The pathway to enlightenment is for most of us very experiential.
While you may accept the philosophical concepts that are handed down with meditation - a belief in the reincarnation of the soul; the stateless state of nirvana; a sense of dharma, that there is a code of right and that when we follow the highest good we become the highest good; cycles and theories of cosmic evolution; the different lokas and planes of reality - while we may acknowledge that all of these things exist to some extent, what really brings us forward on the pathway to enlightenment is the need for spiritual experiences and visions.
Spiritual experiences fall into many different classifications. The most common type of spiritual experience is the one that you're having at the moment. We call it life. We're not apt to think of life as a spiritual experience. We feel that life, as we've come to know it, is flat or bland. But life for one who has not lived is a spiritual experience. It is not so much that life is flat or bland, it's just that we see it that way. Or perhaps it would be more accurate to say that we don't see it.
Life is energy, constantly moving, changing, recycling, becoming new. The energy of eternity takes on countless new forms and we experience them. We experience them through our senses, through our mind, through our reflections, through our emotions and through our spiritual bodies.
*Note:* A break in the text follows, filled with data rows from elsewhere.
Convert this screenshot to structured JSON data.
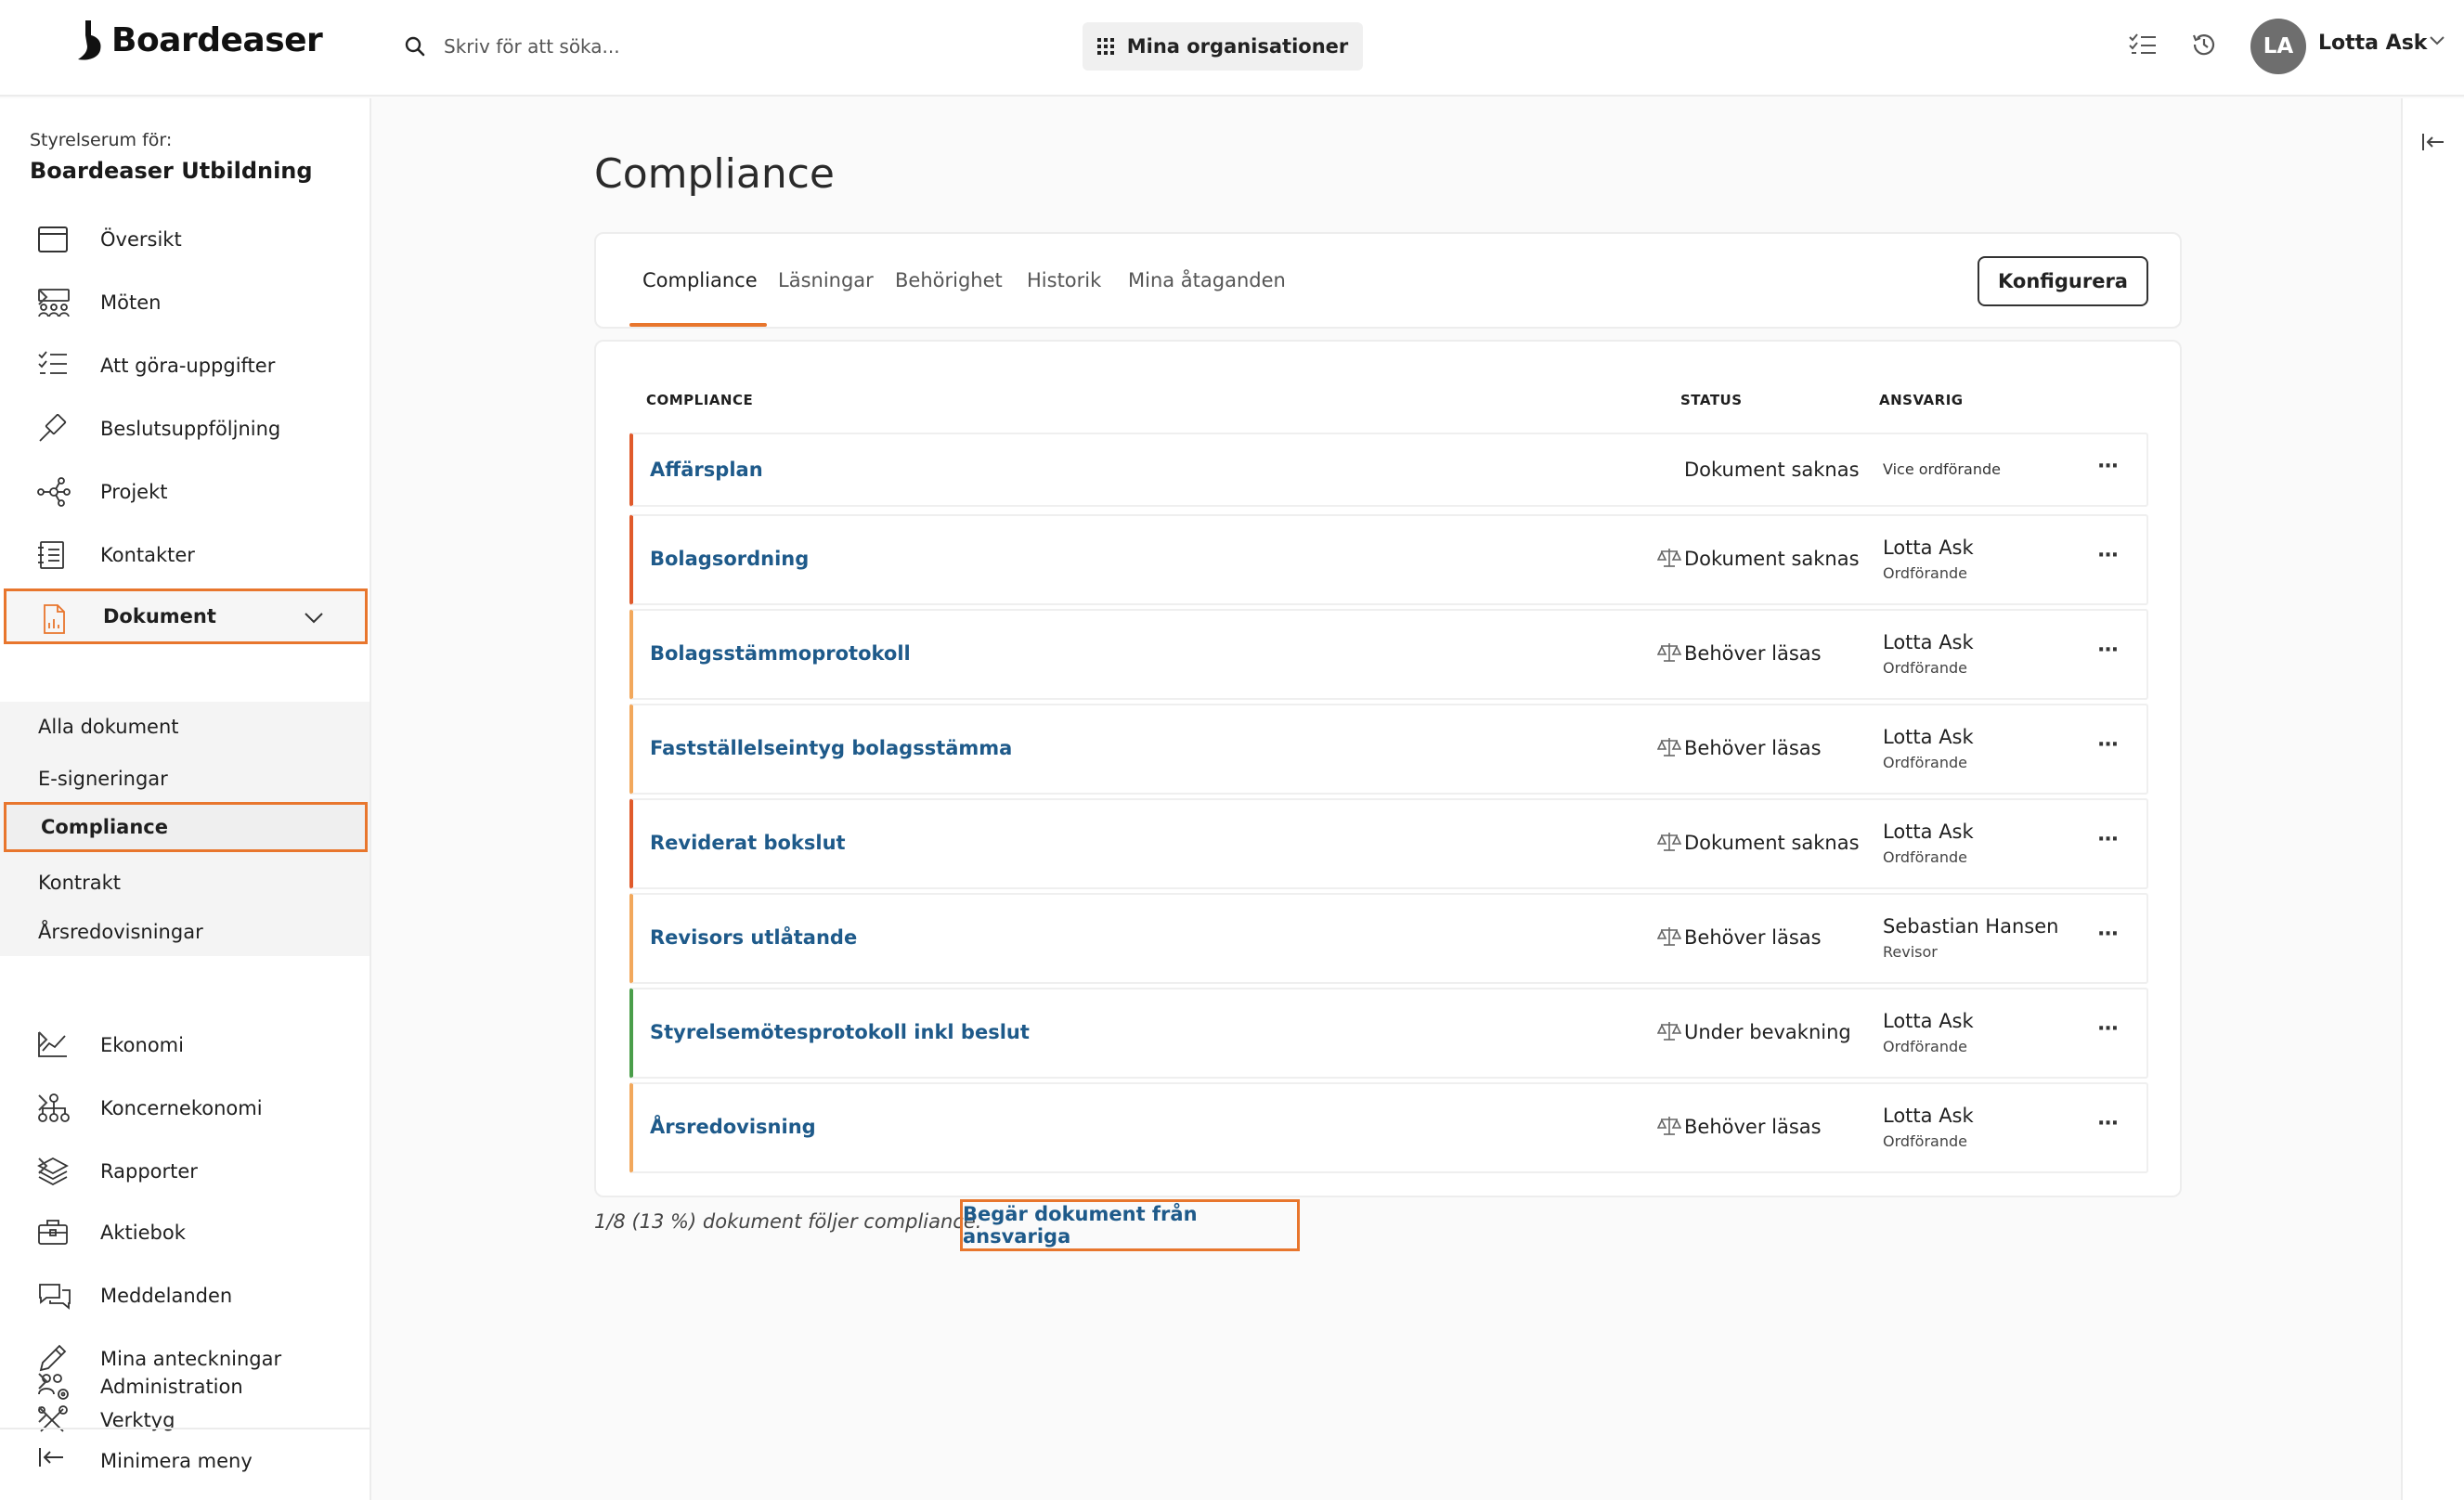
{
  "app": {
    "name": "Boardeaser"
  },
  "search": {
    "placeholder": "Skriv för att söka..."
  },
  "header": {
    "org_button": "Mina organisationer",
    "user": {
      "initials": "LA",
      "name": "Lotta Ask"
    }
  },
  "sidebar": {
    "board_label": "Styrelserum för:",
    "board_name": "Boardeaser Utbildning",
    "items": [
      {
        "label": "Översikt",
        "icon": "calendar-icon"
      },
      {
        "label": "Möten",
        "icon": "meeting-icon"
      },
      {
        "label": "Att göra-uppgifter",
        "icon": "checklist-icon"
      },
      {
        "label": "Beslutsuppföljning",
        "icon": "gavel-icon"
      },
      {
        "label": "Projekt",
        "icon": "network-icon"
      },
      {
        "label": "Kontakter",
        "icon": "contacts-icon"
      },
      {
        "label": "Dokument",
        "icon": "document-icon"
      },
      {
        "label": "Ekonomi",
        "icon": "chart-icon"
      },
      {
        "label": "Koncernekonomi",
        "icon": "org-chart-icon"
      },
      {
        "label": "Rapporter",
        "icon": "layers-icon"
      },
      {
        "label": "Aktiebok",
        "icon": "briefcase-icon"
      },
      {
        "label": "Meddelanden",
        "icon": "chat-icon"
      },
      {
        "label": "Mina anteckningar",
        "icon": "pen-icon"
      },
      {
        "label": "Verktyg",
        "icon": "tools-icon"
      },
      {
        "label": "Administration",
        "icon": "users-gear-icon"
      }
    ],
    "sub_items": [
      "Alla dokument",
      "E-signeringar",
      "Compliance",
      "Kontrakt",
      "Årsredovisningar"
    ],
    "minimize": "Minimera meny"
  },
  "main": {
    "title": "Compliance",
    "tabs": [
      "Compliance",
      "Läsningar",
      "Behörighet",
      "Historik",
      "Mina åtaganden"
    ],
    "configure": "Konfigurera",
    "table": {
      "headers": {
        "name": "COMPLIANCE",
        "status": "STATUS",
        "responsible": "ANSVARIG"
      },
      "rows": [
        {
          "name": "Affärsplan",
          "status": "Dokument saknas",
          "responsible": "Vice ordförande",
          "role": "",
          "color": "#e05a2b"
        },
        {
          "name": "Bolagsordning",
          "status": "Dokument saknas",
          "responsible": "Lotta Ask",
          "role": "Ordförande",
          "color": "#e05a2b"
        },
        {
          "name": "Bolagsstämmoprotokoll",
          "status": "Behöver läsas",
          "responsible": "Lotta Ask",
          "role": "Ordförande",
          "color": "#f2a85c"
        },
        {
          "name": "Fastställelseintyg bolagsstämma",
          "status": "Behöver läsas",
          "responsible": "Lotta Ask",
          "role": "Ordförande",
          "color": "#f2a85c"
        },
        {
          "name": "Reviderat bokslut",
          "status": "Dokument saknas",
          "responsible": "Lotta Ask",
          "role": "Ordförande",
          "color": "#e05a2b"
        },
        {
          "name": "Revisors utlåtande",
          "status": "Behöver läsas",
          "responsible": "Sebastian Hansen",
          "role": "Revisor",
          "color": "#f2a85c"
        },
        {
          "name": "Styrelsemötesprotokoll inkl beslut",
          "status": "Under bevakning",
          "responsible": "Lotta Ask",
          "role": "Ordförande",
          "color": "#4a9e4a"
        },
        {
          "name": "Årsredovisning",
          "status": "Behöver läsas",
          "responsible": "Lotta Ask",
          "role": "Ordförande",
          "color": "#f2a85c"
        }
      ],
      "more_glyph": "···"
    },
    "footer_text": "1/8 (13 %) dokument följer compliance.",
    "request_button": "Begär dokument från ansvariga"
  },
  "colors": {
    "accent": "#e8762d",
    "link": "#1e5a8a",
    "missing": "#e05a2b",
    "needs_read": "#f2a85c",
    "watched": "#4a9e4a"
  }
}
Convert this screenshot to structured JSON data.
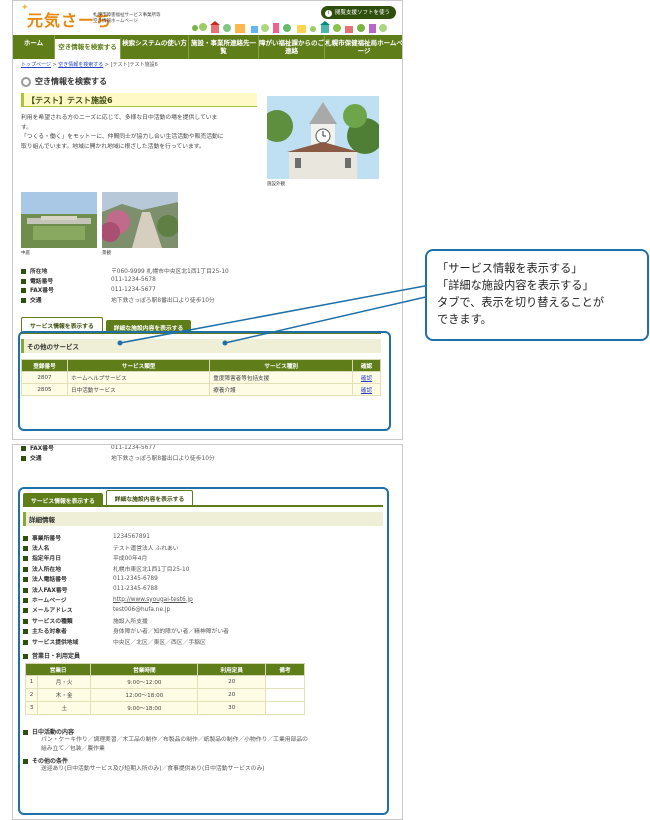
{
  "header": {
    "logo": "元気さーち",
    "org_line1": "札幌市障害福祉サービス事業所等",
    "org_line2": "空き情報ホームページ",
    "assist_label": "閲覧支援ソフトを使う"
  },
  "nav": {
    "items": [
      "ホーム",
      "空き情報を検索する",
      "検索システムの使い方",
      "施設・事業所連絡先一覧",
      "障がい福祉課からのご連絡",
      "札幌市保健福祉局ホームページ"
    ]
  },
  "breadcrumb": {
    "home": "トップページ",
    "sep": ">",
    "search": "空き情報を検索する",
    "current": "[テスト]テスト施設6"
  },
  "page_title": "空き情報を検索する",
  "facility": {
    "name": "【テスト】テスト施設6",
    "intro_1": "利用を希望される方のニーズに応じて、多様な日中活動の場を提供していま",
    "intro_2": "す。",
    "intro_3": "「つくる・働く」をモットーに、仲間同士が協力し合い生活活動や販売活動に",
    "intro_4": "取り組んでいます。地域に開かれ地域に根ざした活動を行っています。",
    "photo_caption_main": "施設外観",
    "photo_caption_1": "中庭",
    "photo_caption_2": "景観"
  },
  "info": {
    "address_label": "所在地",
    "address_value": "〒060-9999 札幌市中央区北1西1丁目25-10",
    "tel_label": "電話番号",
    "tel_value": "011-1234-5678",
    "fax_label": "FAX番号",
    "fax_value": "011-1234-5677",
    "access_label": "交通",
    "access_value": "地下鉄さっぽろ駅8番出口より徒歩10分"
  },
  "tabs": {
    "service": "サービス情報を表示する",
    "detail": "詳細な施設内容を表示する"
  },
  "service_table": {
    "section": "その他のサービス",
    "headers": [
      "登録番号",
      "サービス類型",
      "サービス種別",
      "確認"
    ],
    "rows": [
      [
        "2807",
        "ホームヘルプサービス",
        "重度障害者等包括支援",
        "確認"
      ],
      [
        "2805",
        "日中活動サービス",
        "療養介護",
        "確認"
      ]
    ]
  },
  "callout": {
    "line1": "「サービス情報を表示する」",
    "line2": "「詳細な施設内容を表示する」",
    "line3": "タブで、表示を切り替えることが",
    "line4": "できます。"
  },
  "details": {
    "section": "詳細情報",
    "items": [
      [
        "事業所番号",
        "1234567891"
      ],
      [
        "法人名",
        "テスト運営法人 ふれあい"
      ],
      [
        "指定年月日",
        "平成00年4月"
      ],
      [
        "法人所在地",
        "札幌市東区北1西1丁目25-10"
      ],
      [
        "法人電話番号",
        "011-2345-6789"
      ],
      [
        "法人FAX番号",
        "011-2345-6788"
      ],
      [
        "ホームページ",
        "http://www.syougai-test6.jp"
      ],
      [
        "メールアドレス",
        "test006@hufa.ne.jp"
      ],
      [
        "サービスの種類",
        "施設入所支援"
      ],
      [
        "主たる対象者",
        "身体障がい者／知的障がい者／精神障がい者"
      ],
      [
        "サービス提供地域",
        "中央区／北区／東区／西区／手稲区"
      ]
    ],
    "hours_label": "営業日・利用定員",
    "hours_headers": [
      "営業日",
      "営業時間",
      "利用定員",
      "備考"
    ],
    "hours_rows": [
      [
        "1",
        "月・火",
        "9:00〜12:00",
        "20",
        ""
      ],
      [
        "2",
        "木・金",
        "12:00〜18:00",
        "20",
        ""
      ],
      [
        "3",
        "土",
        "9:00〜18:00",
        "30",
        ""
      ]
    ],
    "activity_label": "日中活動の内容",
    "activity_1": "パン・ケーキ作り／調理実習／木工品の制作／布製品の制作／紙製品の制作／小物作り／工業用部品の",
    "activity_2": "組み立て／包装／農作業",
    "other_label": "その他の条件",
    "other_value": "送迎あり(日中活動サービス及び短期入所のみ)／食事提供あり(日中活動サービスのみ)"
  }
}
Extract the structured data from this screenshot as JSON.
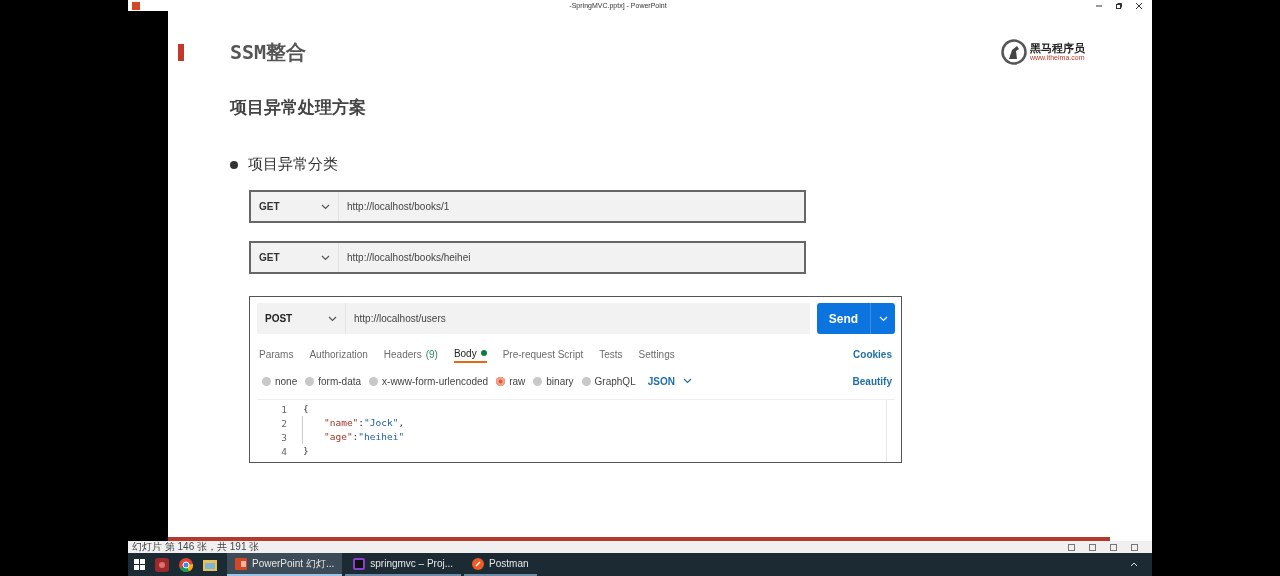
{
  "window": {
    "title": "-SpringMVC.pptx] - PowerPoint"
  },
  "slide": {
    "title": "SSM整合",
    "logo": {
      "name": "黑马程序员",
      "url": "www.itheima.com"
    },
    "heading": "项目异常处理方案",
    "bullets": [
      "项目异常分类"
    ],
    "requests": [
      {
        "method": "GET",
        "url": "http://localhost/books/1"
      },
      {
        "method": "GET",
        "url": "http://localhost/books/heihei"
      }
    ],
    "postman": {
      "method": "POST",
      "url": "http://localhost/users",
      "send": "Send",
      "tabs": [
        {
          "label": "Params",
          "selected": false,
          "dot": false
        },
        {
          "label": "Authorization",
          "selected": false,
          "dot": false
        },
        {
          "label": "Headers",
          "count": "(9)",
          "selected": false,
          "dot": false
        },
        {
          "label": "Body",
          "selected": true,
          "dot": true
        },
        {
          "label": "Pre-request Script",
          "selected": false,
          "dot": false
        },
        {
          "label": "Tests",
          "selected": false,
          "dot": false
        },
        {
          "label": "Settings",
          "selected": false,
          "dot": false
        }
      ],
      "cookies": "Cookies",
      "body_types": [
        {
          "label": "none",
          "selected": false
        },
        {
          "label": "form-data",
          "selected": false
        },
        {
          "label": "x-www-form-urlencoded",
          "selected": false
        },
        {
          "label": "raw",
          "selected": true
        },
        {
          "label": "binary",
          "selected": false
        },
        {
          "label": "GraphQL",
          "selected": false
        }
      ],
      "format": "JSON",
      "beautify": "Beautify",
      "code": [
        {
          "number": "1",
          "indented": false,
          "tokens": [
            {
              "kind": "punct",
              "text": "{"
            }
          ]
        },
        {
          "number": "2",
          "indented": true,
          "tokens": [
            {
              "kind": "key",
              "text": "\"name\""
            },
            {
              "kind": "punct",
              "text": ":"
            },
            {
              "kind": "string",
              "text": "\"Jock\""
            },
            {
              "kind": "punct",
              "text": ","
            }
          ]
        },
        {
          "number": "3",
          "indented": true,
          "tokens": [
            {
              "kind": "key",
              "text": "\"age\""
            },
            {
              "kind": "punct",
              "text": ":"
            },
            {
              "kind": "string",
              "text": "\"heihei\""
            }
          ]
        },
        {
          "number": "4",
          "indented": false,
          "tokens": [
            {
              "kind": "punct",
              "text": "}"
            }
          ]
        }
      ]
    }
  },
  "status_bar": {
    "text": "幻灯片 第 146 张，共 191 张"
  },
  "taskbar": {
    "apps": [
      {
        "label": "PowerPoint 幻灯...",
        "kind": "powerpoint",
        "selected": true
      },
      {
        "label": "springmvc – Proj...",
        "kind": "ide",
        "selected": false
      },
      {
        "label": "Postman",
        "kind": "postman",
        "selected": false
      }
    ]
  }
}
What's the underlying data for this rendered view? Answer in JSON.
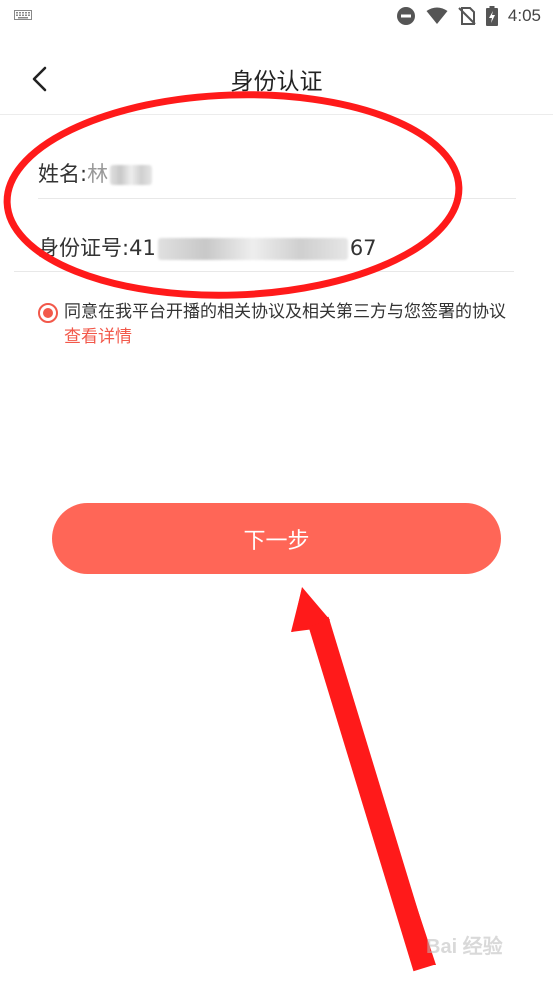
{
  "status_bar": {
    "time": "4:05"
  },
  "nav": {
    "title": "身份认证"
  },
  "form": {
    "name_label": "姓名:",
    "name_value_visible": "林",
    "id_label": "身份证号:",
    "id_prefix": "41",
    "id_suffix": "67"
  },
  "agreement": {
    "text": "同意在我平台开播的相关协议及相关第三方与您签署的协议",
    "link": "查看详情"
  },
  "next_button": {
    "label": "下一步"
  },
  "watermark": {
    "text": "Bai 经验"
  },
  "colors": {
    "accent": "#ff6657",
    "link": "#f2584a",
    "annotation": "#ff1a1a"
  }
}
It's enough sometimes. It's enough to watch, to sit in front of a fireplace and listen to the crackling of the wood and stare into the flame and to contemplate immortality, without thinking about it too much.
The spiritual experience of life is never ending. As you sit listening to me, you're having a spiritual experience. Later, in the day or the evening, your spiritual experience will continue. Life will precisely direct you through a variety of different experiences. These experiences are not the experience. The experiencer has left and gone someplace else. There are no plans to dream, no visions to keep. These experiences are the beginning and end of existence because that's all there really is.
We sit on an island in the middle of eternity, thinking to ourselves how important we are because we sit on an island in the middle of eternity, not knowing all the while that eternity is an island. We feel we've come to know something, that as perceivers with intelligence we've developed clarity and order and form, but we're only an island. The island of eternity.
We wait. We wait for our loves, we wait for our completion, we wait for the fulfillment of our desires. We wait with hope, apathy, resignation, belief. We become despondent, elated; we wait. We wait for the final experience, the vision, the dream quest that will lead us above the ebb and flow of this life and will place us into that which we have not experienced, that which is new, that which will command all of our attention to the point of complete absorption.
Life is the only spiritual experience there is, life and death. Death is but another part of life. There is no beginning and there is no ending. We're marvelously eternal. And our perception of existence changes as we change, which changes existence. Perception not only defines existence, but it creates existence. It gives it form. Without perception, there is no existence.
When we dream, we create. All of life is a dream or a series of waking dreams. We dream our surroundings, we dream our friends, our relations, we dream our bodies, we dream our dreams. There is no beginning and there is no end. Some days there's not even a middle.